Increasingly, embedded systems are called upon to include networking capabilities. An embedded system may, for example, provide a web server to enable web-based configuration. It may also enable remote login for maintenance and upgrading purposes. Because the Linux kernel and the networking software that runs on it are often the preferred software for running networking services that require high reliability and high availability, you will find Linux particularly well suited for networking applications.
In this chapter, we will discuss the setup and configuration of the networking services most commonly found in embedded Linux systems. This discussion includes instructions on how to cross-compile each networking package and how to modify the target’s root filesystem to run the services each package provides. In particular, we will cover:
Use of the Internet super-server (inetd)
Remote administration with SNMP
Network login through Telnet
Secure communications with SSH
Serving web content through HTTP
Dynamic configuration through dynamic host configuration protocol (DHCP)

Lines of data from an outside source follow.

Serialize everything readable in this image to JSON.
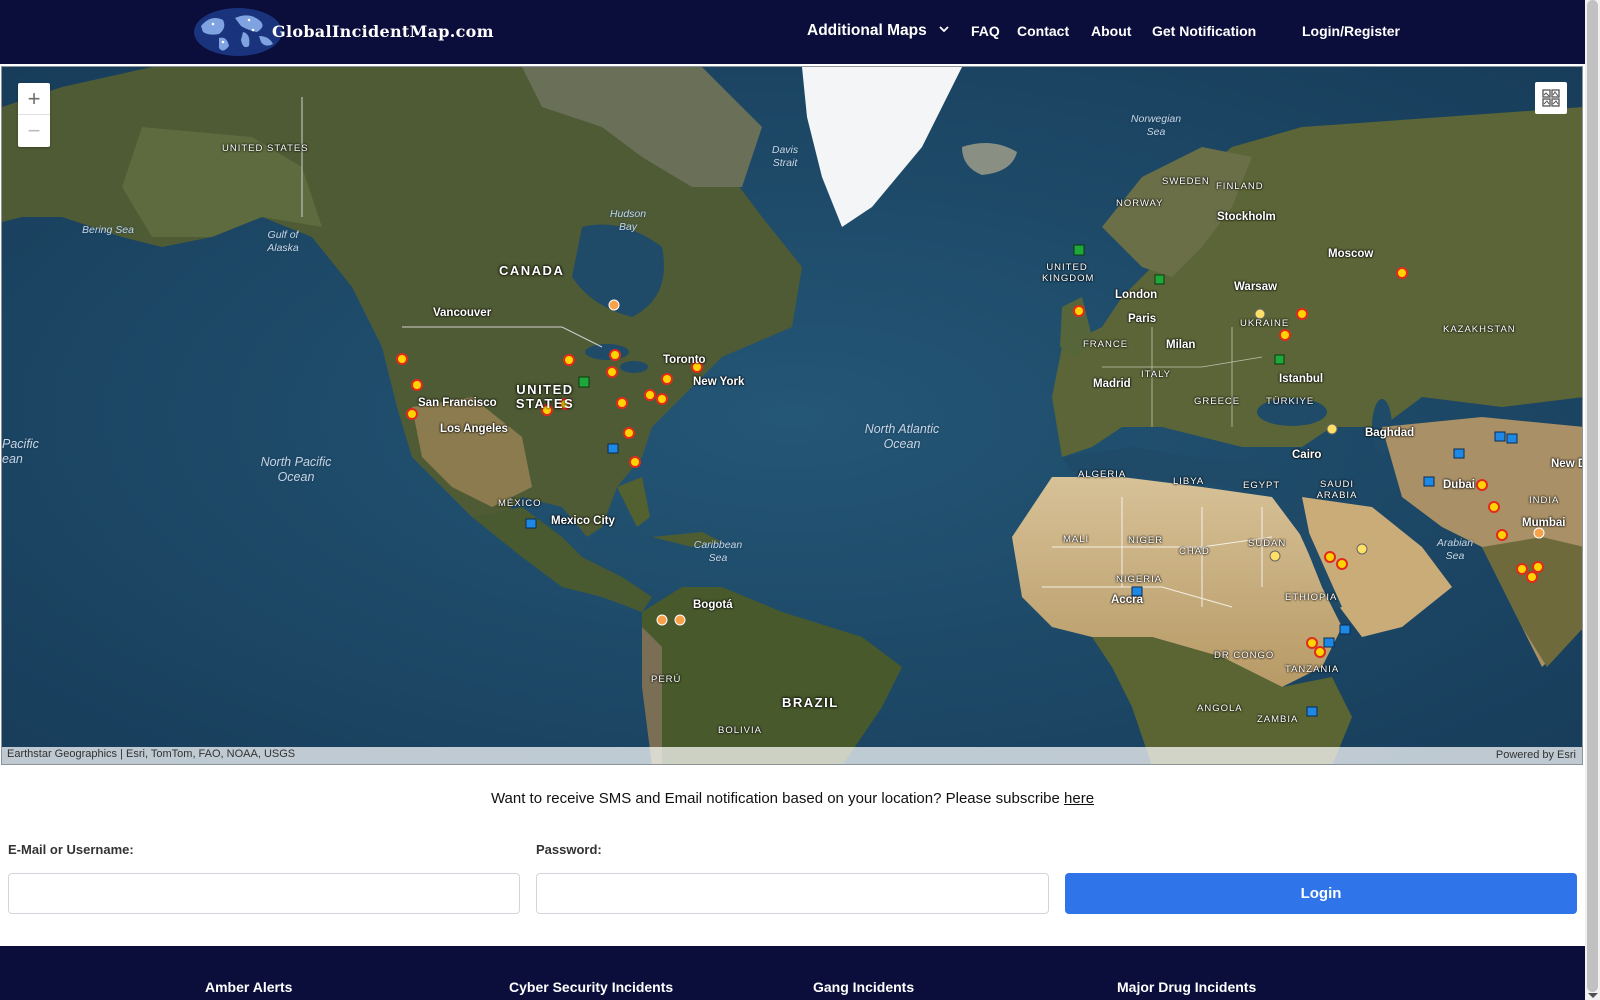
{
  "header": {
    "logo_text": "GlobalIncidentMap.com",
    "logo_icon": "globe-logo-icon",
    "nav": [
      {
        "label": "Additional Maps",
        "icon": "chevron-down-icon"
      },
      {
        "label": "FAQ"
      },
      {
        "label": "Contact"
      },
      {
        "label": "About"
      },
      {
        "label": "Get Notification"
      },
      {
        "label": "Login/Register"
      }
    ]
  },
  "map": {
    "zoom_in": "+",
    "zoom_out": "−",
    "basemap_toggle_icon": "basemap-gallery-icon",
    "attribution": "Earthstar Geographics | Esri, TomTom, FAO, NOAA, USGS",
    "powered_by": "Powered by Esri",
    "labels": {
      "countries": [
        "UNITED STATES",
        "CANADA",
        "UNITED STATES",
        "MÉXICO",
        "BRAZIL",
        "PERÚ",
        "BOLIVIA",
        "UNITED KINGDOM",
        "FRANCE",
        "ITALY",
        "GREECE",
        "TÜRKIYE",
        "UKRAINE",
        "NORWAY",
        "SWEDEN",
        "FINLAND",
        "KAZAKHSTAN",
        "ALGERIA",
        "LIBYA",
        "EGYPT",
        "MALI",
        "NIGER",
        "CHAD",
        "SUDAN",
        "NIGERIA",
        "ETHIOPIA",
        "SAUDI ARABIA",
        "DR CONGO",
        "TANZANIA",
        "ANGOLA",
        "ZAMBIA",
        "INDIA"
      ],
      "cities": [
        "Vancouver",
        "San Francisco",
        "Los Angeles",
        "Toronto",
        "New York",
        "Mexico City",
        "Bogotá",
        "London",
        "Paris",
        "Milan",
        "Madrid",
        "Warsaw",
        "Stockholm",
        "Moscow",
        "Istanbul",
        "Cairo",
        "Baghdad",
        "Dubai",
        "Mumbai",
        "New D",
        "Accra"
      ],
      "oceans": [
        "North Pacific Ocean",
        "North Atlantic Ocean",
        "Pacific ean"
      ],
      "seas": [
        "Bering Sea",
        "Gulf of Alaska",
        "Hudson Bay",
        "Davis Strait",
        "Norwegian Sea",
        "Caribbean Sea",
        "Arabian Sea"
      ]
    }
  },
  "subscribe": {
    "text": "Want to receive SMS and Email notification based on your location? Please subscribe ",
    "link": "here"
  },
  "login": {
    "username_label": "E-Mail or Username:",
    "username_value": "",
    "password_label": "Password:",
    "password_value": "",
    "button": "Login"
  },
  "footer": {
    "links": [
      "Amber Alerts",
      "Cyber Security Incidents",
      "Gang Incidents",
      "Major Drug Incidents"
    ]
  },
  "colors": {
    "header_bg": "#0b0e3a",
    "login_button": "#2f74e8",
    "ocean": "#1d4a6a",
    "land": "#4d5a33",
    "desert": "#cdb487",
    "ice": "#f4f6f7",
    "incident_marker": "#ffd400"
  }
}
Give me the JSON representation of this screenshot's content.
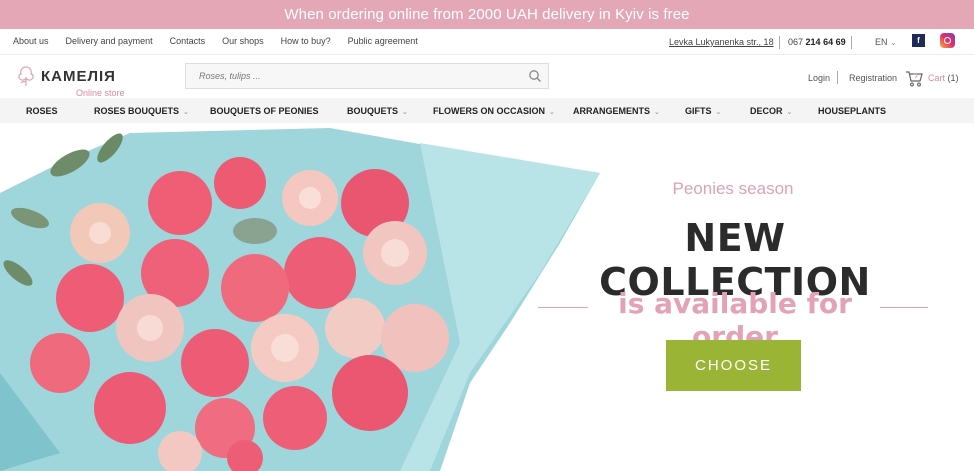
{
  "promo": {
    "text": "When ordering online from 2000 UAH delivery in Kyiv is free"
  },
  "topbar": {
    "links": [
      "About us",
      "Delivery and payment",
      "Contacts",
      "Our shops",
      "How to buy?",
      "Public agreement"
    ],
    "address": "Levka Lukyanenka str., 18",
    "phone_prefix": "067",
    "phone_number": "214 64 69",
    "language": "EN",
    "language_chevron": "⌄",
    "facebook_letter": "f"
  },
  "header": {
    "logo_text": "КАМЕЛІЯ",
    "logo_sub": "Online store",
    "search_placeholder": "Roses, tulips ...",
    "login": "Login",
    "registration": "Registration",
    "cart_label": "Cart",
    "cart_count": "(1)"
  },
  "nav": {
    "items": [
      {
        "label": "ROSES",
        "chevron": ""
      },
      {
        "label": "ROSES BOUQUETS",
        "chevron": "⌄"
      },
      {
        "label": "BOUQUETS OF PEONIES",
        "chevron": ""
      },
      {
        "label": "BOUQUETS",
        "chevron": "⌄"
      },
      {
        "label": "FLOWERS ON OCCASION",
        "chevron": "⌄"
      },
      {
        "label": "ARRANGEMENTS",
        "chevron": "⌄"
      },
      {
        "label": "GIFTS",
        "chevron": "⌄"
      },
      {
        "label": "DECOR",
        "chevron": "⌄"
      },
      {
        "label": "HOUSEPLANTS",
        "chevron": ""
      }
    ]
  },
  "hero": {
    "season": "Peonies season",
    "title": "NEW COLLECTION",
    "subtitle": "is available for order",
    "button": "CHOOSE"
  },
  "colors": {
    "promo_bg": "#e4a7b6",
    "accent_pink": "#e3a2b5",
    "button_green": "#9ab535",
    "wrap_blue": "#8fd0d8"
  },
  "icons": [
    "search-icon",
    "cart-icon",
    "facebook-icon",
    "instagram-icon",
    "logo-flower-icon",
    "chevron-down-icon"
  ]
}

There are, of course, many other networking services that can run on top of Linux. Though we couldn’t realistically cover all of them in a single chapter, the explanations included here should provide you with some hints as to how to install and use other networking packages. Also, we won’t cover the setup, configuration, and use of actual networking hardware, nor many of the ...